Construction on a second, parallel road tunnel was started. In first instance it was only built for safety: an escape route in case of accidents. This second tunnel can be built out to a full road tunnel, allowing four lanes of traffic. Efforts to do this have failed, blocked by political resistance. The Alpine Initiative "for the protection of the Alpine region from transit traffic", which raised barriers against road tunnel construction, was initially blocked by the Swiss Parliament. A February 1994 Alpine Initiative passed (with 52% of the vote), and Parliament upheld the referendum twice through the 1990s. The pro-tunnel Avanti Initiative brought a referendum to voters in February 2004, which was rejected (by 62.8%).
The Swiss government has decided to upgrade the second tunnel into a full road tunnel in order to allow for the necessary reconstruction of the first road tunnel. Once the works on the first tunnel are finished, the Swiss government plans to operate one single lane in each tunnel (northbound traffic in the newly constructed tunnel, southbound traffic in the renovated one) in order to maintain the current tunnel overall capacity, in compliance with the Swiss constitutional norm that forbids a further growth of the traffic capacity across the Alps. The reconstruction would have lasted for several years in any variant – one variant would push the traffic over the mountain pass, another proposed to load the vehicles onto trains with a new terminal, a third would close the tunnel for several months every year over time range of a decade. All of these have their drawbacks and the usage of the second tunnel was chosen as the best option to allow for the reconstruction. Further usage of both tunnels was subject to a popular referendum that was held in February 2016, where it was approved. The actual upgrade mining of the second road tunnel would last from 2020 to 2027 at a cost of 2.7 billion francs for the whole project including the following reconstruction of the first tunnel.
- "Verkehrsentwicklung am Gotthard-Strassentunnel" (in German, French, and Italian). ASTRA – Swiss Federal Roads Office. 2015. Archived from the original on 17 April 2016. Retrieved 7 June 2016.
- After Norway's Lærdal Tunnel 24.5 km (15.2 mi), Japan's Yamate Tunnel, and China's Zhongnanshan Tunnel 18 km (11 mi).
- Der Tiefbau, Volume 14 (1974)
- The other direct north-south roads through the Alps with similar elevations are: Fréjus Road Tunnel (>1,297 m), Mont Blanc Tunnel (1,395 m) and Brenner Pass (1,370 m)
- "News and Views: Gotthard Road Tunnel". Autocar. Vol. 131 no. 3843. 31 July 1969. p. 29.
- Geiser, Urs (24 September 2014). "Second Gotthard road tunnel given green light". Swissinfo.ch. Retrieved 25 January 2016.
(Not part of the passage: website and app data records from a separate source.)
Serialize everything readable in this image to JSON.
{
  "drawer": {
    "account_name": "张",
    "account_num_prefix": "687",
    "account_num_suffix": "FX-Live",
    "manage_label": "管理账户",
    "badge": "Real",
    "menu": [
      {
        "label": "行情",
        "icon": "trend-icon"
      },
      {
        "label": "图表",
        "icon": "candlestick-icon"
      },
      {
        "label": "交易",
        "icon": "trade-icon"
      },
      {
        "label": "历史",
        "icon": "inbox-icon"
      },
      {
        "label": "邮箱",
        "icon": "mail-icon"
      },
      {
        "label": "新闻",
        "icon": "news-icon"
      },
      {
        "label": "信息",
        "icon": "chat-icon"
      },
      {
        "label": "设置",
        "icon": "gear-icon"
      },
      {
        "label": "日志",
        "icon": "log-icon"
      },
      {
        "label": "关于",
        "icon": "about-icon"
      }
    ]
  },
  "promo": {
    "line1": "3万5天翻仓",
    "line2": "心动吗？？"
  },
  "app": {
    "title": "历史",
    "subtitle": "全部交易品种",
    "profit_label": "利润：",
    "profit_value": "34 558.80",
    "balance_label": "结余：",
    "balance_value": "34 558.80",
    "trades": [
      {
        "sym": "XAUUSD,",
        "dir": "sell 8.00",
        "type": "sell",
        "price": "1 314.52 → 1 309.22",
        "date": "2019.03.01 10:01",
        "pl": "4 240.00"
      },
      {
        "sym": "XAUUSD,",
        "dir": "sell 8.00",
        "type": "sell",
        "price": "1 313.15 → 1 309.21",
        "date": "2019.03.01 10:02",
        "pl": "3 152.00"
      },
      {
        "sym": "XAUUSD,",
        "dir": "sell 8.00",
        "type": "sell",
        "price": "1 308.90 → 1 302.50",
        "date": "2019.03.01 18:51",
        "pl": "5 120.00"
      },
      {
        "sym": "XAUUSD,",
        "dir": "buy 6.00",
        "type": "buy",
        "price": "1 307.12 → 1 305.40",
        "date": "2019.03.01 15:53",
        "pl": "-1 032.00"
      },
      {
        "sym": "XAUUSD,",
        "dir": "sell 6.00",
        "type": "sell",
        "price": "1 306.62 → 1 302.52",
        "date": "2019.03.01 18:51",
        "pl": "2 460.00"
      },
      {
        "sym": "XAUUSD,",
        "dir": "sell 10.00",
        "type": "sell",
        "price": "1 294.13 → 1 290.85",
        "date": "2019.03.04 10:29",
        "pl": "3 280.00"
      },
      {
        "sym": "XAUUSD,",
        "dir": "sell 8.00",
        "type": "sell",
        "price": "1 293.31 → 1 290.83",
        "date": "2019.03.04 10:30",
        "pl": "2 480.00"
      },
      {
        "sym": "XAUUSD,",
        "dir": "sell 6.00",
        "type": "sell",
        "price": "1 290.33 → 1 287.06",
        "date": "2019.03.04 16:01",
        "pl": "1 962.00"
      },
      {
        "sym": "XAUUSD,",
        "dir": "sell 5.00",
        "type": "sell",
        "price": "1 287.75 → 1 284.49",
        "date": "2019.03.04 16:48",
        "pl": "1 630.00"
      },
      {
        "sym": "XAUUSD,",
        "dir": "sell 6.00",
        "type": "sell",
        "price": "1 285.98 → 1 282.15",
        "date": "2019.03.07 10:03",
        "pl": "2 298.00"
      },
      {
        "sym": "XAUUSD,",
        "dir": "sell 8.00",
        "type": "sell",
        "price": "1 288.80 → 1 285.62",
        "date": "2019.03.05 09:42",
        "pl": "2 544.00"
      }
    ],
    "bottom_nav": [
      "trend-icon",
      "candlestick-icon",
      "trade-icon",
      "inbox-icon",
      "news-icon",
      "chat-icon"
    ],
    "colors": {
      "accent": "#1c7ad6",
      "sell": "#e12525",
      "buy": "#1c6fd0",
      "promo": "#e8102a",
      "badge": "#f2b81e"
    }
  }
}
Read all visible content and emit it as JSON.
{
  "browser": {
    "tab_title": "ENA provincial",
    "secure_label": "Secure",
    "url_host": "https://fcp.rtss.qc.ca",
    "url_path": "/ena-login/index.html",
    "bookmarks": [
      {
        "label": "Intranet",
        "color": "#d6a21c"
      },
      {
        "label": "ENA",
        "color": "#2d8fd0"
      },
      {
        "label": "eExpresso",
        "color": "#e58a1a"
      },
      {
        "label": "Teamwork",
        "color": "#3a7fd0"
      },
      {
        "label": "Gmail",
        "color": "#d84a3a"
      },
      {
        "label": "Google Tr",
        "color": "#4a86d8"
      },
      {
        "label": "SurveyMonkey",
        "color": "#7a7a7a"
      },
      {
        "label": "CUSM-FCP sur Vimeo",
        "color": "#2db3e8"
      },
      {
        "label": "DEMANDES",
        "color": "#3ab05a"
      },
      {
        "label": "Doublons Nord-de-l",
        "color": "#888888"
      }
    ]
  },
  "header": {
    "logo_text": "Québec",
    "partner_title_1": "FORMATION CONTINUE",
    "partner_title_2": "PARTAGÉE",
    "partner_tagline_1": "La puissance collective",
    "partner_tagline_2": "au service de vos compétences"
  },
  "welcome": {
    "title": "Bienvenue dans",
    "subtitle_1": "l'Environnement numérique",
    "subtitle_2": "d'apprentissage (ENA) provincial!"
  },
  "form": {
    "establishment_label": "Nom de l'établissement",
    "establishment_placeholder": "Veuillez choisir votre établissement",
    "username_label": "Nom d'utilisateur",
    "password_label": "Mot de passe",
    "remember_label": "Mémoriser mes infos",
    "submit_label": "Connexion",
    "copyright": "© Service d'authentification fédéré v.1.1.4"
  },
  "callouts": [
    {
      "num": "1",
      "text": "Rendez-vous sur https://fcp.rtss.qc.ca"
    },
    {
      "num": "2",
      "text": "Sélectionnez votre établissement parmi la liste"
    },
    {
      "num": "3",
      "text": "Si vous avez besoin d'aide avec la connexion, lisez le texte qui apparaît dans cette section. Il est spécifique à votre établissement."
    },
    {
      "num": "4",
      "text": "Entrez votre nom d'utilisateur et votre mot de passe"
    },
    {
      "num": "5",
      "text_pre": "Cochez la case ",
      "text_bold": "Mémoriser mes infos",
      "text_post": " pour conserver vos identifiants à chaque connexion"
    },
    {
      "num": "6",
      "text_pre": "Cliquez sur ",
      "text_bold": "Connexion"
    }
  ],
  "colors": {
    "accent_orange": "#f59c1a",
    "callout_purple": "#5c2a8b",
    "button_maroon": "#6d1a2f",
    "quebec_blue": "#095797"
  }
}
- "Gotthard-Strassentunnel ist sicherer geworden – SWI". Swissinfo.ch (in German). Retrieved 25 January 2016.
- Jorio, Luigi (20 October 2011). "Gotthard tunnel safer ten years after inferno – SWI". Swissinfo.ch. Retrieved 25 January 2016.
- "Carbon Monoxide Poisoning". Patient. 23 July 2014. Retrieved 25 January 2016.
- "chronik". Gotthardtunnel.ch. Archived from the original on 12 June 2016. Retrieved 25 January 2016.
- Bilger, Burkhard (15 September 2008). "The Long Dig: Getting through the Swiss Alps the hard way". The New Yorker.
- Alpine-initiative.ch Archived 28 September 2007 at the Wayback Machine, History, accessed 5 September 2007.
- "Gotthard II: an extra tunnel but no new traffic". DriveEuropeNews.com. 16 September 2013. Retrieved 25 January 2016.
- "Bundesrat will zweite Röhre für Gotthard-Strassentunnel". SF Schweizer Fernsehen. 27 June 2012. Retrieved 27 June 2012.
- The official information page of the Gotthard Tunnel (in German and Italian, few pages also in English)
- More statistics and facts (in German) (as well as info on a second expressway tunnel)
Arlberg Road Tunnel
13.98 km (8.69 mi)
| World's longest road tunnel
24.51 km (15.23 mi)